[Instructions for the task] Write out the entries below in full, exactly as given.
BEGIN Material supplied
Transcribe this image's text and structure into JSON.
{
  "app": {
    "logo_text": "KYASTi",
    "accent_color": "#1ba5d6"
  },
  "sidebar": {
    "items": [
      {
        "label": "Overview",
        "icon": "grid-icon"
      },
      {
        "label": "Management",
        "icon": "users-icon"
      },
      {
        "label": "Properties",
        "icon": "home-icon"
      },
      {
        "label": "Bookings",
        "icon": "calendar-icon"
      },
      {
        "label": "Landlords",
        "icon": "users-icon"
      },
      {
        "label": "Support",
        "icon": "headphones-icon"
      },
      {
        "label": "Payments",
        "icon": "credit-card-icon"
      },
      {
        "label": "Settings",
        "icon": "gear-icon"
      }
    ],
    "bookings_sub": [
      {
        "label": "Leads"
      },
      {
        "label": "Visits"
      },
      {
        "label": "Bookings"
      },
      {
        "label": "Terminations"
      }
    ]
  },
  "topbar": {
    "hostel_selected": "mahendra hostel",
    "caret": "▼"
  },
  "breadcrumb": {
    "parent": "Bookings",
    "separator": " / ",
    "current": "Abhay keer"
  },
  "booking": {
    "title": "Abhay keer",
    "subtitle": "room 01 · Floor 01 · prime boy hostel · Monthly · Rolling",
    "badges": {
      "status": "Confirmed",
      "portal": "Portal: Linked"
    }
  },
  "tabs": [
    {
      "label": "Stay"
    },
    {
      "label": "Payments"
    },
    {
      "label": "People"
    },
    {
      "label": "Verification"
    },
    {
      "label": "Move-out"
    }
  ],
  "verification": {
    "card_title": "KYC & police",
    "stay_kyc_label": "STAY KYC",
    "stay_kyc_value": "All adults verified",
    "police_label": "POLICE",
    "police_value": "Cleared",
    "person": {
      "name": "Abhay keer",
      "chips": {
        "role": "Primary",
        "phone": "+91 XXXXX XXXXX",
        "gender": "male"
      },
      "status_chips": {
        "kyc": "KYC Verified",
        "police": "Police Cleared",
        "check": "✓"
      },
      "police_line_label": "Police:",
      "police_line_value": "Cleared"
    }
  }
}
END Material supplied
[Task output]
Transcribe this image's text and structure into JSON.
{
  "app": {
    "logo_text": "KYASTi",
    "accent_color": "#1ba5d6"
  },
  "sidebar": {
    "items": [
      {
        "label": "Overview",
        "icon": "grid-icon"
      },
      {
        "label": "Management",
        "icon": "users-icon"
      },
      {
        "label": "Properties",
        "icon": "home-icon"
      },
      {
        "label": "Bookings",
        "icon": "calendar-icon"
      },
      {
        "label": "Landlords",
        "icon": "users-icon"
      },
      {
        "label": "Support",
        "icon": "headphones-icon"
      },
      {
        "label": "Payments",
        "icon": "credit-card-icon"
      },
      {
        "label": "Settings",
        "icon": "gear-icon"
      }
    ],
    "bookings_sub": [
      {
        "label": "Leads"
      },
      {
        "label": "Visits"
      },
      {
        "label": "Bookings"
      },
      {
        "label": "Terminations"
      }
    ]
  },
  "topbar": {
    "hostel_selected": "mahendra hostel",
    "caret": "▼"
  },
  "breadcrumb": {
    "parent": "Bookings",
    "separator": " / ",
    "current": "Abhay keer"
  },
  "booking": {
    "title": "Abhay keer",
    "subtitle": "room 01 · Floor 01 · prime boy hostel · Monthly · Rolling",
    "badges": {
      "status": "Confirmed",
      "portal": "Portal: Linked"
    }
  },
  "tabs": [
    {
      "label": "Stay"
    },
    {
      "label": "Payments"
    },
    {
      "label": "People"
    },
    {
      "label": "Verification"
    },
    {
      "label": "Move-out"
    }
  ],
  "verification": {
    "card_title": "KYC & police",
    "stay_kyc_label": "STAY KYC",
    "stay_kyc_value": "All adults verified",
    "police_label": "POLICE",
    "police_value": "Cleared",
    "person": {
      "name": "Abhay keer",
      "chips": {
        "role": "Primary",
        "phone": "+91 XXXXX XXXXX",
        "gender": "male"
      },
      "status_chips": {
        "kyc": "KYC Verified",
        "police": "Police Cleared",
        "check": "✓"
      },
      "police_line_label": "Police:",
      "police_line_value": "Cleared"
    }
  }
}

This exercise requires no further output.